Return each line of the records below that contains the word "from".

→ **Data in this exercise**:
>>

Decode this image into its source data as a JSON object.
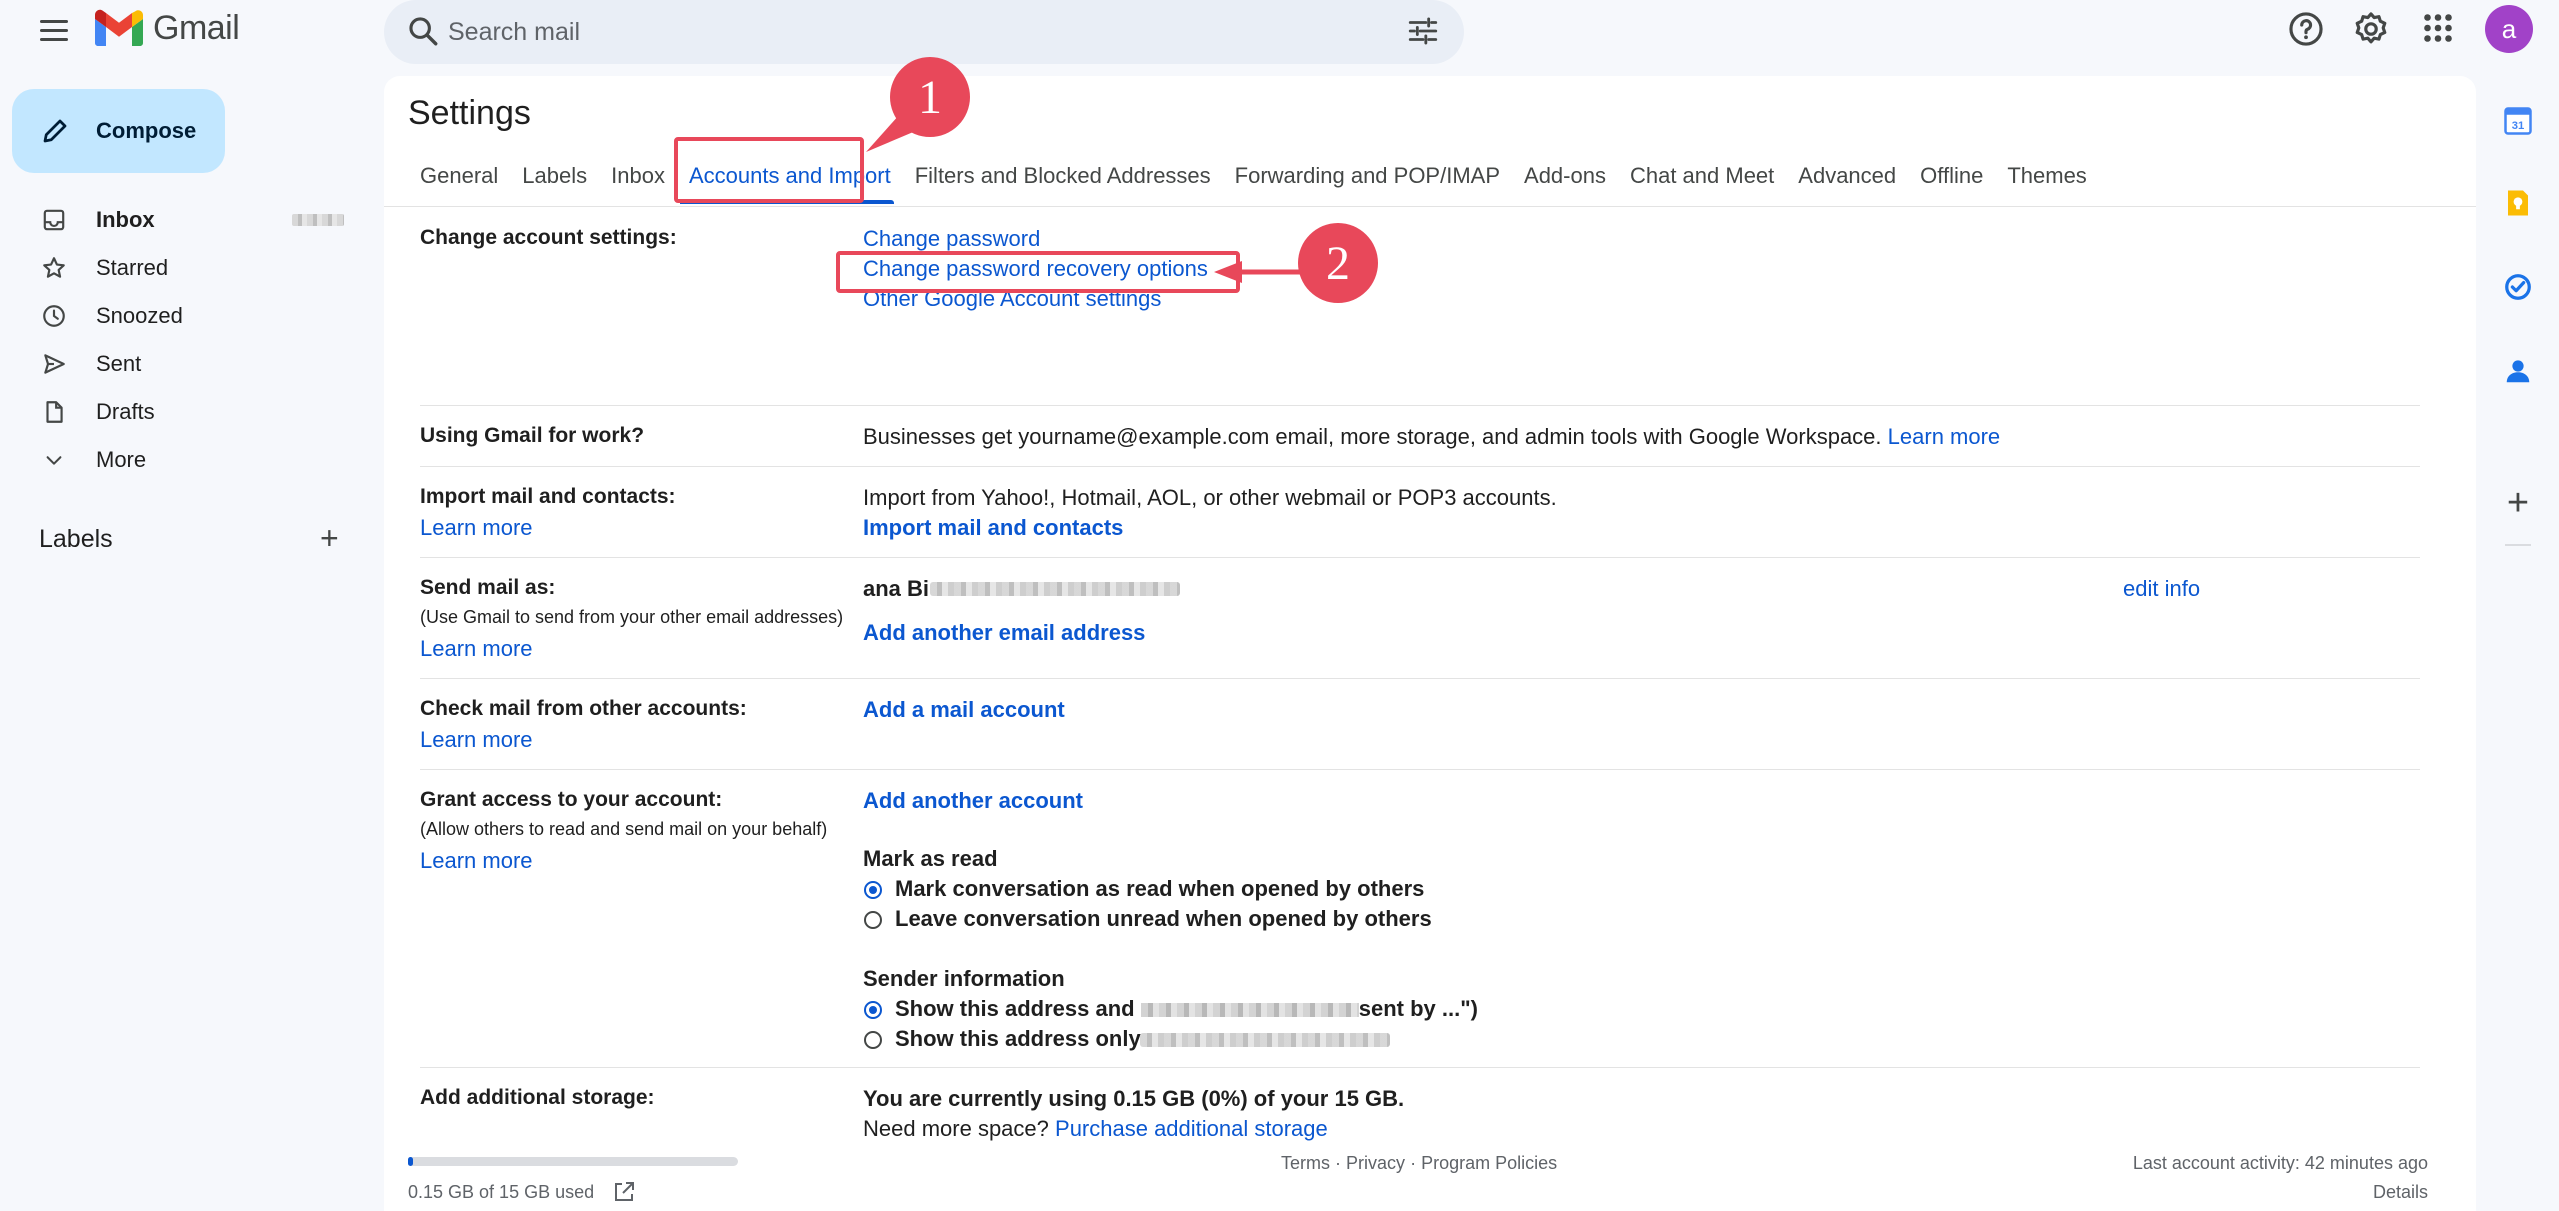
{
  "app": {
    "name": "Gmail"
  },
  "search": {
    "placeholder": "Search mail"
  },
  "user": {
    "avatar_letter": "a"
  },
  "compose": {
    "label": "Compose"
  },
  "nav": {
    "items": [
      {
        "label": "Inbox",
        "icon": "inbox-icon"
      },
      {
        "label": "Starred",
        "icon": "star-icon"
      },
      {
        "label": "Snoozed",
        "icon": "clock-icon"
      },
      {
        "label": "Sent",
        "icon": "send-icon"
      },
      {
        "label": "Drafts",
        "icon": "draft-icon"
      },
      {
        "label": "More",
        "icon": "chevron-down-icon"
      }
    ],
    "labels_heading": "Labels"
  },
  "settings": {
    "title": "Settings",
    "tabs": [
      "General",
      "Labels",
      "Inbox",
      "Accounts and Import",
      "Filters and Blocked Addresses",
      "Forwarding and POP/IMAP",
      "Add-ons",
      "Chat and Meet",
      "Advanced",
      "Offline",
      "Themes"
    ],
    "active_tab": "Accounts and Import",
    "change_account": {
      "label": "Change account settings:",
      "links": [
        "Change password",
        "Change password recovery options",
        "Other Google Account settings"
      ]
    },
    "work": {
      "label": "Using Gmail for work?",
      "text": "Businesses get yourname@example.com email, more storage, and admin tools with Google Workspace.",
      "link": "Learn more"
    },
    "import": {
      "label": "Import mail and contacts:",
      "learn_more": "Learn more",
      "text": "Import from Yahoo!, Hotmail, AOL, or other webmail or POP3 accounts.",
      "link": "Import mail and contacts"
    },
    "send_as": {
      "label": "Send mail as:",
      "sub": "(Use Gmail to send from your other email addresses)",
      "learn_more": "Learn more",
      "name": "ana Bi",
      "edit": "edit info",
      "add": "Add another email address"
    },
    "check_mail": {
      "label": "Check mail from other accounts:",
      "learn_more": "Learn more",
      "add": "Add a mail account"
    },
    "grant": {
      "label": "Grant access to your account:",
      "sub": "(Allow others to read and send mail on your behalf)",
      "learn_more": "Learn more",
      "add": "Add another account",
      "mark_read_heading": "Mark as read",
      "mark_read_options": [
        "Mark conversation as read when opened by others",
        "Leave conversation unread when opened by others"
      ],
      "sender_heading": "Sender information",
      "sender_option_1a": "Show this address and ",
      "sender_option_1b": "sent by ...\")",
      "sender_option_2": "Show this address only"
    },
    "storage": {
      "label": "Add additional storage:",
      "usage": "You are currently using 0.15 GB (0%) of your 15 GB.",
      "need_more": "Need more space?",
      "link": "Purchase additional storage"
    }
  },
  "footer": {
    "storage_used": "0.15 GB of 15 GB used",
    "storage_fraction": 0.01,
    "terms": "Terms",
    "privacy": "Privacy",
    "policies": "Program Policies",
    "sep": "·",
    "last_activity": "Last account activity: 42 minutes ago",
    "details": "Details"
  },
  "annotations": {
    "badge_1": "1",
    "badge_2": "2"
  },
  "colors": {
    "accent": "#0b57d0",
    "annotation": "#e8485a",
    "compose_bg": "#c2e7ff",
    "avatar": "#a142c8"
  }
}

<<
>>

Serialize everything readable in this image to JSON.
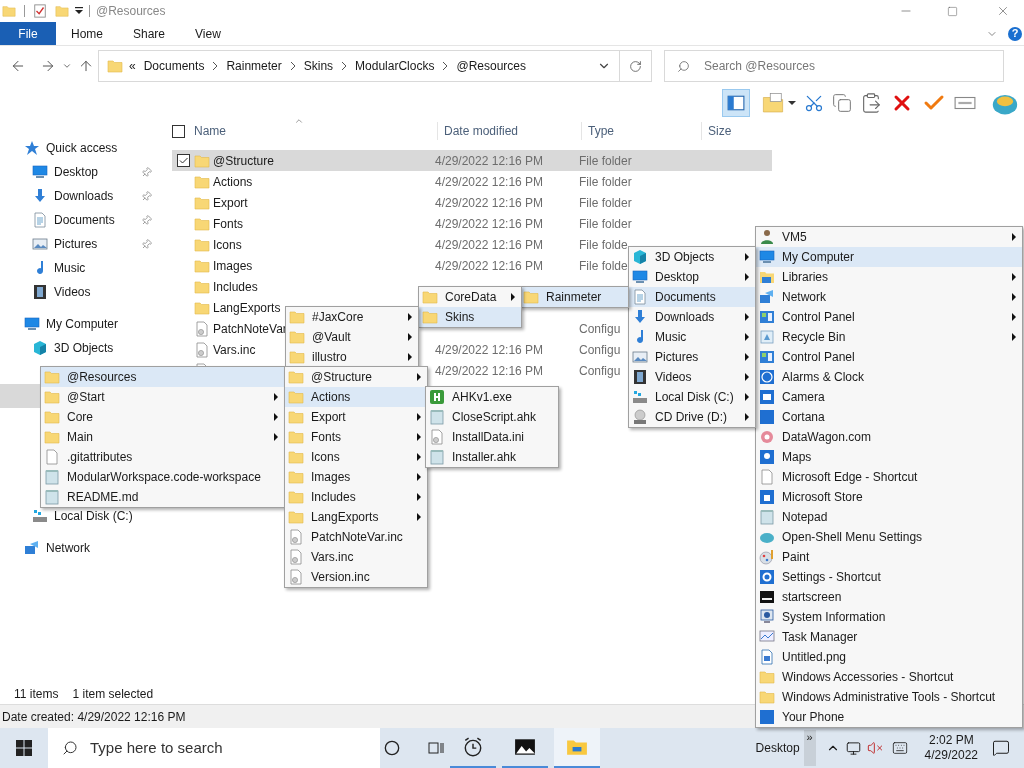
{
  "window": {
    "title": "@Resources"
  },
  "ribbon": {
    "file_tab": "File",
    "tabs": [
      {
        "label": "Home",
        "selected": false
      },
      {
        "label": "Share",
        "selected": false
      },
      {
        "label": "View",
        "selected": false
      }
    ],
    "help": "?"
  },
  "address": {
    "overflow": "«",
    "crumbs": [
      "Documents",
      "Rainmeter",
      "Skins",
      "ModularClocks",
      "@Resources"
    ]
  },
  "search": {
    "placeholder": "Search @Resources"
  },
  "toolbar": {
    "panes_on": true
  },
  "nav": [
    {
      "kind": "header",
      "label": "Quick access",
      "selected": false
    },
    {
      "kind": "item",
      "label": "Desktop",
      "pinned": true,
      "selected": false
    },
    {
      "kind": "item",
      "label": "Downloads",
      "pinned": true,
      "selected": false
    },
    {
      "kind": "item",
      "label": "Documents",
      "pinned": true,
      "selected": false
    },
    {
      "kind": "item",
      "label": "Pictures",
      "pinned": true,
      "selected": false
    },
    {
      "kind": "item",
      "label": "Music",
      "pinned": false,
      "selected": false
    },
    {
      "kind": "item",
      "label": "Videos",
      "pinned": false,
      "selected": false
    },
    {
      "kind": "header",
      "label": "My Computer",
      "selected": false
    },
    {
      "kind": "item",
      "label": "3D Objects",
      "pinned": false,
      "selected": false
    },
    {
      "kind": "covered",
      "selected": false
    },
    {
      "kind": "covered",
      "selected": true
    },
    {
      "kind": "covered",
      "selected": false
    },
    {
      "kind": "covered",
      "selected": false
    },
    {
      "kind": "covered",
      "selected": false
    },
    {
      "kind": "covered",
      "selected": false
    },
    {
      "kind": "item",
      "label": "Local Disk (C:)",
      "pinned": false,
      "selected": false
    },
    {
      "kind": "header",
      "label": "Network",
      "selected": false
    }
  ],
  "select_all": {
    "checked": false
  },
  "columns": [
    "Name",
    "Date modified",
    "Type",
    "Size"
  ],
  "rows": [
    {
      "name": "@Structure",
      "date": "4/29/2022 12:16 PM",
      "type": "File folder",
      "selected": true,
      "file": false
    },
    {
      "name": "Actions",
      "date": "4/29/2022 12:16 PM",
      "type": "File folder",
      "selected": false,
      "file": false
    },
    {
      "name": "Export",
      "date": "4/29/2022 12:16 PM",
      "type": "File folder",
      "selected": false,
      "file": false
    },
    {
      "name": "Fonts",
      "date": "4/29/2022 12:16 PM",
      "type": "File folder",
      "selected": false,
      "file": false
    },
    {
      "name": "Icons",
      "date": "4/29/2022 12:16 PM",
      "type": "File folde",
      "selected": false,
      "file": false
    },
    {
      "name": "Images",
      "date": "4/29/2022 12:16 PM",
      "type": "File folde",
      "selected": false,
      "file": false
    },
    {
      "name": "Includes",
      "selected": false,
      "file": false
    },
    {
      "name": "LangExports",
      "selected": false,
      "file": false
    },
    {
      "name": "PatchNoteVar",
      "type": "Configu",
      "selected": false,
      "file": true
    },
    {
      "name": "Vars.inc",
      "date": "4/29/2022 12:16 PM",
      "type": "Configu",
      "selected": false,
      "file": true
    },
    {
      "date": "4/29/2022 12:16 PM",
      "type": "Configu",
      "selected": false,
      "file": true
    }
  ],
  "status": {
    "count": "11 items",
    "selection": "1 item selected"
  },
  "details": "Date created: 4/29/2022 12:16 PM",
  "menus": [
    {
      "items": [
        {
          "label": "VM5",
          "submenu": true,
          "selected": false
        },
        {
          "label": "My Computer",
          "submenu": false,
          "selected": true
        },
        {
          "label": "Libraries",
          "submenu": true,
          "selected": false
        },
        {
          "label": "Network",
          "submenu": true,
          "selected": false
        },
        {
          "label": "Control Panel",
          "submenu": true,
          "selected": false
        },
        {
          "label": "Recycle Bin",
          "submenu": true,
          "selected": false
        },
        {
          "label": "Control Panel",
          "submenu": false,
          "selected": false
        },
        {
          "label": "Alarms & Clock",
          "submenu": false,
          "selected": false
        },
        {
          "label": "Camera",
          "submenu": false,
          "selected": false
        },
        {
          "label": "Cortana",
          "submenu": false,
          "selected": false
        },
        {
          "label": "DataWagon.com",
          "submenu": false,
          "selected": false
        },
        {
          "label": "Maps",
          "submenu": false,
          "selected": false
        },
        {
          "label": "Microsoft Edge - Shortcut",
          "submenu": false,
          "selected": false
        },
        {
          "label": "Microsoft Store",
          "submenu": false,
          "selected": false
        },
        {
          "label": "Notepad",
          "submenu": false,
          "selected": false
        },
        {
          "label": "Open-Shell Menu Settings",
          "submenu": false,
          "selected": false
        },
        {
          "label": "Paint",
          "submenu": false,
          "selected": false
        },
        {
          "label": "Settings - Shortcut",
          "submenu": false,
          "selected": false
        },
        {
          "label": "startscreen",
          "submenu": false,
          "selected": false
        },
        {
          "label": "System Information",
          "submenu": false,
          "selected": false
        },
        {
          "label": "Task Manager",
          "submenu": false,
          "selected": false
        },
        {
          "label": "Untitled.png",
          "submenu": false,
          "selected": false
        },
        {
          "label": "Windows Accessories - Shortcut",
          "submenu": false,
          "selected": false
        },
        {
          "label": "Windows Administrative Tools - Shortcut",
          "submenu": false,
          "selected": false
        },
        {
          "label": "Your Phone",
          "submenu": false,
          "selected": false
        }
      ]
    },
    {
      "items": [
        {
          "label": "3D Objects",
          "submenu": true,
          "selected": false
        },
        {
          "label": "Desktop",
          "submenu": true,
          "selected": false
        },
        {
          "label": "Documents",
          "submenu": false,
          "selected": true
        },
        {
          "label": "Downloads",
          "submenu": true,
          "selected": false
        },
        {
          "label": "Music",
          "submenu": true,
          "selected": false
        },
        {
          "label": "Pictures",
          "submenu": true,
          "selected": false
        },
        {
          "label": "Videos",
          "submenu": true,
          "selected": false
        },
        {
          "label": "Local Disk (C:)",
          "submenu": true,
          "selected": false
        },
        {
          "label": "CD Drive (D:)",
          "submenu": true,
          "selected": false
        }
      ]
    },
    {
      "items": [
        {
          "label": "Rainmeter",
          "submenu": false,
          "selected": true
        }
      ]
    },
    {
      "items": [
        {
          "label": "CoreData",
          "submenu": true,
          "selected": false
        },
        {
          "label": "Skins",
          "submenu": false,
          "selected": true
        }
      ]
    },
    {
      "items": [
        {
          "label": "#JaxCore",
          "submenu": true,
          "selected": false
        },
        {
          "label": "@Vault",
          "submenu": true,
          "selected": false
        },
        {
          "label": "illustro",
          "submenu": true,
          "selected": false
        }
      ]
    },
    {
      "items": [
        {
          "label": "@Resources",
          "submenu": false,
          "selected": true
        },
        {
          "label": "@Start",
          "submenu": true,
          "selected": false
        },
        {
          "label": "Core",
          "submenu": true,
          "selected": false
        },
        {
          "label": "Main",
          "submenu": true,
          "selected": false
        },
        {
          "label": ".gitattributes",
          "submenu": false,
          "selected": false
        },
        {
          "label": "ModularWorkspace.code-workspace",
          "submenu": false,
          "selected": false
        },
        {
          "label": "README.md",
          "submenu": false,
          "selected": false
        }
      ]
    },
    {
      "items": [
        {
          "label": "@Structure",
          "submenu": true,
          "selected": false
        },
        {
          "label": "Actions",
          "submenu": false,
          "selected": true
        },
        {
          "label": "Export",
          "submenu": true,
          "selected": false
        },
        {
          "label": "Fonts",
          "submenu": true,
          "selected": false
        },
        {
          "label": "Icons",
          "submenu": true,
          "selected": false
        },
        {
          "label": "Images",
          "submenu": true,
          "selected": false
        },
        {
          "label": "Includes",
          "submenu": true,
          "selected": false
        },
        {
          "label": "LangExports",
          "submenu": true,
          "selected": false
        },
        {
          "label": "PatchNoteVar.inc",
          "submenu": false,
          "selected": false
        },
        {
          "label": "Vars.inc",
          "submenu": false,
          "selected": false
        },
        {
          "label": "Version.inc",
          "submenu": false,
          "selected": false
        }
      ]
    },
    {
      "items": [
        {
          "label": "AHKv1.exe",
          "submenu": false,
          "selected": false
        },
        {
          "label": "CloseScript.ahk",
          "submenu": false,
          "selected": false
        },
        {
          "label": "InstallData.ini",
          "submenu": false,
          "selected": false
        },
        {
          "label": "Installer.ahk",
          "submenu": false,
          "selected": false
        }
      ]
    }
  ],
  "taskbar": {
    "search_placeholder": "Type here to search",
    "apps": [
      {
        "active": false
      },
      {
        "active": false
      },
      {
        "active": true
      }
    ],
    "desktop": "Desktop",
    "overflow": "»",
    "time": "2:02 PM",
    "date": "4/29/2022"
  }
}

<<

→ **Exercise answer**:
      "text": "Import from Yahoo!, Hotmail, AOL, or other webmail or POP3 accounts.",
      "sub": "(Use Gmail to send from your other email addresses)",
      "label": "Check mail from other accounts:",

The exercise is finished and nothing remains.